======== RECORDS PROVIDED
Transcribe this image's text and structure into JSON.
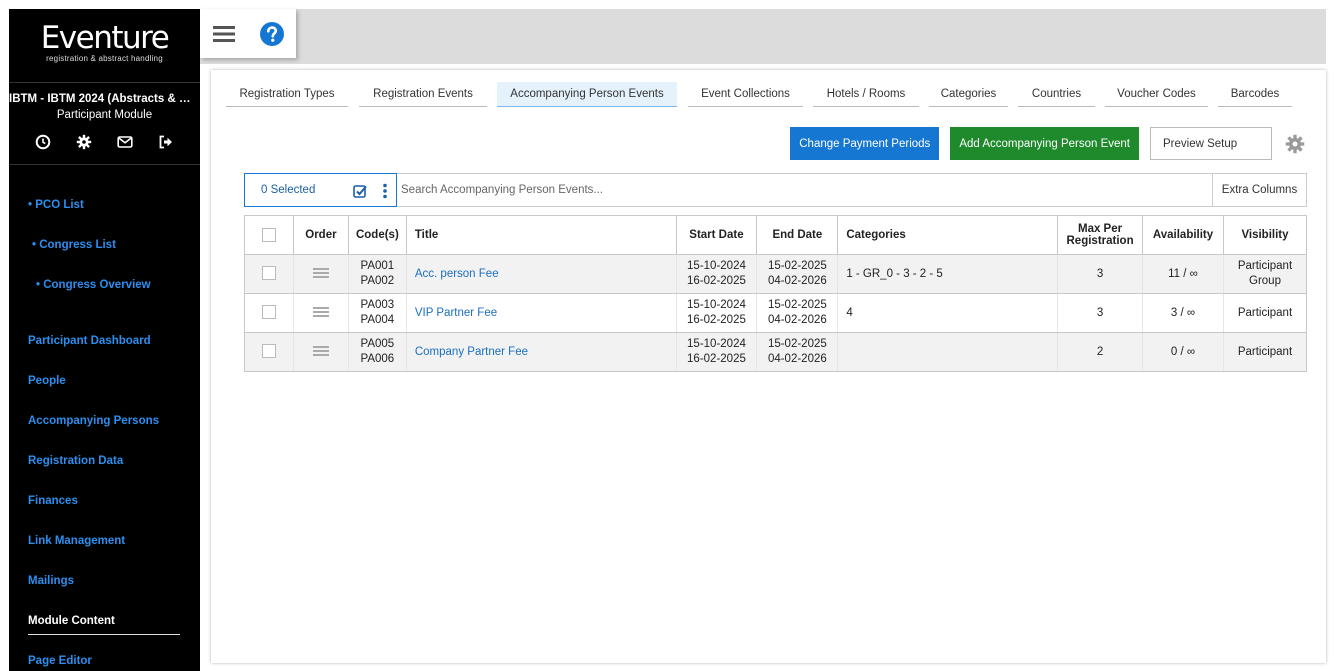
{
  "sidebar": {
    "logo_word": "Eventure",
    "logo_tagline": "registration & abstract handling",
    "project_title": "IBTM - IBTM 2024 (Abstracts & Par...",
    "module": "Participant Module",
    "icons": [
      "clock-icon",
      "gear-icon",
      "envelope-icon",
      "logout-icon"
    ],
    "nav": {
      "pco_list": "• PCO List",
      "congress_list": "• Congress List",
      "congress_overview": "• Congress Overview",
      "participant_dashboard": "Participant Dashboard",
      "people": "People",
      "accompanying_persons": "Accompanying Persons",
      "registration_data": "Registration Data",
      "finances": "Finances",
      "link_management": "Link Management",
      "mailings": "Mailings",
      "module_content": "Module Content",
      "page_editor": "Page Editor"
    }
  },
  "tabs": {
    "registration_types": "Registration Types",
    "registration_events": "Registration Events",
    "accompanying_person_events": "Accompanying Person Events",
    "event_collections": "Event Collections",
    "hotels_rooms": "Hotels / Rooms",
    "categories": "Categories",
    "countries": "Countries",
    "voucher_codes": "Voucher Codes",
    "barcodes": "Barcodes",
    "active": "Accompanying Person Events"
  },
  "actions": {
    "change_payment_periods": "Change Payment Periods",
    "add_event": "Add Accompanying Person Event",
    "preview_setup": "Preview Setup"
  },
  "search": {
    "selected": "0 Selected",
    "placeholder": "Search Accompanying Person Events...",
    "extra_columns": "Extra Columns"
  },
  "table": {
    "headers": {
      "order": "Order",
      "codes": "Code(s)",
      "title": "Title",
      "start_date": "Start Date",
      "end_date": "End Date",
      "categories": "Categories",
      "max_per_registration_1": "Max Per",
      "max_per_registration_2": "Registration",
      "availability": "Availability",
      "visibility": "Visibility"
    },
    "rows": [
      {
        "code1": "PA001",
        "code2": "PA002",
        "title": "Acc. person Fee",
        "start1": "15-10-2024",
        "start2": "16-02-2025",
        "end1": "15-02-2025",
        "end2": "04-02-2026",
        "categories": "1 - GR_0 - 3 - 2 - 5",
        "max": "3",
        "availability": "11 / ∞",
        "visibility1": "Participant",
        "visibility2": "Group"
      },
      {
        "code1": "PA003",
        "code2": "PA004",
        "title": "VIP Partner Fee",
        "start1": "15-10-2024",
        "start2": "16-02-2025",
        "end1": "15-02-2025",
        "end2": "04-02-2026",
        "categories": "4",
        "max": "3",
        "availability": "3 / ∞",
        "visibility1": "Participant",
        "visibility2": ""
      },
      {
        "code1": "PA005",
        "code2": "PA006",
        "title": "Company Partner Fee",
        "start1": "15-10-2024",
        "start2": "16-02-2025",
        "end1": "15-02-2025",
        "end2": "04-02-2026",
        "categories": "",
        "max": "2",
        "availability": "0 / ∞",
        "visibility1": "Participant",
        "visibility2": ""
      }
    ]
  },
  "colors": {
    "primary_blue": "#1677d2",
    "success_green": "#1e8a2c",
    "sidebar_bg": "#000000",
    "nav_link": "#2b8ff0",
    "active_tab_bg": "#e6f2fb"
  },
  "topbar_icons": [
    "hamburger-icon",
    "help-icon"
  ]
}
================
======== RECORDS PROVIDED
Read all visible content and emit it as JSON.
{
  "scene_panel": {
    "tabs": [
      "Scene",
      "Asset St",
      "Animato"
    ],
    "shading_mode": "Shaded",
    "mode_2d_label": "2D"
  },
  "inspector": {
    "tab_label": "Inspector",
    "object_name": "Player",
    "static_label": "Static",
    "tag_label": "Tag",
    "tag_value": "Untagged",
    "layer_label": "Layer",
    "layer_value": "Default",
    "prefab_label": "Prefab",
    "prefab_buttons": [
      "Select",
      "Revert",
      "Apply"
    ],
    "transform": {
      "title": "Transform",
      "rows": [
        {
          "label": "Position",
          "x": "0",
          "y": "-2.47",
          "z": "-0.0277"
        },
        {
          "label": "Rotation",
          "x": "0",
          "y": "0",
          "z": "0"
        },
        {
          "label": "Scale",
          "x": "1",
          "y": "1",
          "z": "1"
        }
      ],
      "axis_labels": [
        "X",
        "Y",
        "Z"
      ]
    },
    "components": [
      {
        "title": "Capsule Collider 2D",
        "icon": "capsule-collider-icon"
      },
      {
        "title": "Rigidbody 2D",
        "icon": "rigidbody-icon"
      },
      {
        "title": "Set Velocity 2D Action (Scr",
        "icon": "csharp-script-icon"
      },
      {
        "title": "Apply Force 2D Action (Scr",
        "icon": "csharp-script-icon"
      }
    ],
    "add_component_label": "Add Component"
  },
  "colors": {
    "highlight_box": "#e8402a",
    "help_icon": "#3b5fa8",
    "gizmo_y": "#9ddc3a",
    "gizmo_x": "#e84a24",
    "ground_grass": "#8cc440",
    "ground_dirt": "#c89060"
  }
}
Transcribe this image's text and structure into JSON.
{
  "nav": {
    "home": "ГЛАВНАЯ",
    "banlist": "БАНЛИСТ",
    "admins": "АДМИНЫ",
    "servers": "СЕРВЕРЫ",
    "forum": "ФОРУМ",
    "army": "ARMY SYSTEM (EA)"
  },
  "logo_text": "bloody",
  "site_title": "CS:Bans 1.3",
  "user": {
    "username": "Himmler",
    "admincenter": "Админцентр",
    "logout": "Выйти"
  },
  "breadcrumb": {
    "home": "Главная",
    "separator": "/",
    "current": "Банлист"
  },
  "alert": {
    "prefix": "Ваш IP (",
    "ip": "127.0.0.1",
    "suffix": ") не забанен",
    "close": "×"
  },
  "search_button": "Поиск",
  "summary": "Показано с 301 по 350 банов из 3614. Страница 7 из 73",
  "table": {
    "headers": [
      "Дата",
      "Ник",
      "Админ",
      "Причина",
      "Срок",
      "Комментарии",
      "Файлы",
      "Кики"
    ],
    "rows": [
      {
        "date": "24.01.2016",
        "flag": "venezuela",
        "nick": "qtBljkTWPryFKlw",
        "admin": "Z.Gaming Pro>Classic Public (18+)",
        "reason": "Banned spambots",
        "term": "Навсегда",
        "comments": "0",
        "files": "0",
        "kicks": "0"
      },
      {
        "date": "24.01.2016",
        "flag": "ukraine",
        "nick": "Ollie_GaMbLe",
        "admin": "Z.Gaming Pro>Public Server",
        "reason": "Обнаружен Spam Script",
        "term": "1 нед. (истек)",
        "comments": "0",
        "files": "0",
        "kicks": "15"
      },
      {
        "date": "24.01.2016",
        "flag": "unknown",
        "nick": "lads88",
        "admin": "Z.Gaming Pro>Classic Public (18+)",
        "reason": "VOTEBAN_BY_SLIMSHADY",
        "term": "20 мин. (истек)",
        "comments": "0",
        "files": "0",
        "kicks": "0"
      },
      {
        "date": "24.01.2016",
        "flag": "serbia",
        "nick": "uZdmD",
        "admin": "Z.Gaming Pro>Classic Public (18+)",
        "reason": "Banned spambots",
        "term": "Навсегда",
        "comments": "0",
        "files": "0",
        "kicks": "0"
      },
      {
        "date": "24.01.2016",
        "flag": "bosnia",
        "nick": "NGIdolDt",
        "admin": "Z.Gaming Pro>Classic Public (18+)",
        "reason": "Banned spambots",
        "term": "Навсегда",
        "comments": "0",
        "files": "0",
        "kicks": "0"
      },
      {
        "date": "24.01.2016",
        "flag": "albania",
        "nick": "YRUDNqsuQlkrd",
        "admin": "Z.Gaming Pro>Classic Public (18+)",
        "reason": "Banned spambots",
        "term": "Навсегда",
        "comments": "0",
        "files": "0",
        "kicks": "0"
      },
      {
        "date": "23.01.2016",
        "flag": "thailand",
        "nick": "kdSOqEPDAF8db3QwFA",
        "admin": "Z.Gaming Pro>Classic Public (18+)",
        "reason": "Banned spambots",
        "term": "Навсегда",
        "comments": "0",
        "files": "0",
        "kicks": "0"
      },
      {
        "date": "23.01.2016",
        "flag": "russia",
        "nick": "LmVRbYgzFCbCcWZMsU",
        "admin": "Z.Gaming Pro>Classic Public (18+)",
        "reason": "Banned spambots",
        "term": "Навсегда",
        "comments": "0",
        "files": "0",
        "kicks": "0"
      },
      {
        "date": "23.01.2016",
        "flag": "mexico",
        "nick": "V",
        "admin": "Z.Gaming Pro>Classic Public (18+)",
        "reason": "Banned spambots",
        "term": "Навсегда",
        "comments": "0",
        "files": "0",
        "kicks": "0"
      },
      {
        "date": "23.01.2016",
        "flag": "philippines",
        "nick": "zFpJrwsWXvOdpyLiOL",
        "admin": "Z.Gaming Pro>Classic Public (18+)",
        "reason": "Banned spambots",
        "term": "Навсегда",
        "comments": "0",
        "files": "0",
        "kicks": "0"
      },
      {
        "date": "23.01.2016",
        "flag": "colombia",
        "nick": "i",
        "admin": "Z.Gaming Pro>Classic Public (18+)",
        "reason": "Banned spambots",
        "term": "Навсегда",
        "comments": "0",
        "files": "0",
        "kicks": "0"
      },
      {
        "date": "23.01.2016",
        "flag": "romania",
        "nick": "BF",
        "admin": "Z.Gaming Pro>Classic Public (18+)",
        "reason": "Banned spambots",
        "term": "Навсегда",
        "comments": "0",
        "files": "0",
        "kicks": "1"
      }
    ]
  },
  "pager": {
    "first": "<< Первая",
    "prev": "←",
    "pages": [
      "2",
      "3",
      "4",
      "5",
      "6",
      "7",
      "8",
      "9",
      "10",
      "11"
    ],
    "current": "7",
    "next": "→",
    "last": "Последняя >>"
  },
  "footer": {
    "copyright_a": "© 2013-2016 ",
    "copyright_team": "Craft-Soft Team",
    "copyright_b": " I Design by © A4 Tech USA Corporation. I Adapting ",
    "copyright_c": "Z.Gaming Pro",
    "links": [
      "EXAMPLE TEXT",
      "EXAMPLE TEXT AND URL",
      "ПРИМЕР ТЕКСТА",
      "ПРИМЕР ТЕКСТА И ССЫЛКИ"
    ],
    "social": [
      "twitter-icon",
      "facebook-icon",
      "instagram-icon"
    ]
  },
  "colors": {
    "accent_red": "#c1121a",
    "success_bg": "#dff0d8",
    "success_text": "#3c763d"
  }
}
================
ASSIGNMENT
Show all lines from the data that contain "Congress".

THE COMPLETED TASK
      "congress_list": "• Congress List",
      "congress_overview": "• Congress Overview",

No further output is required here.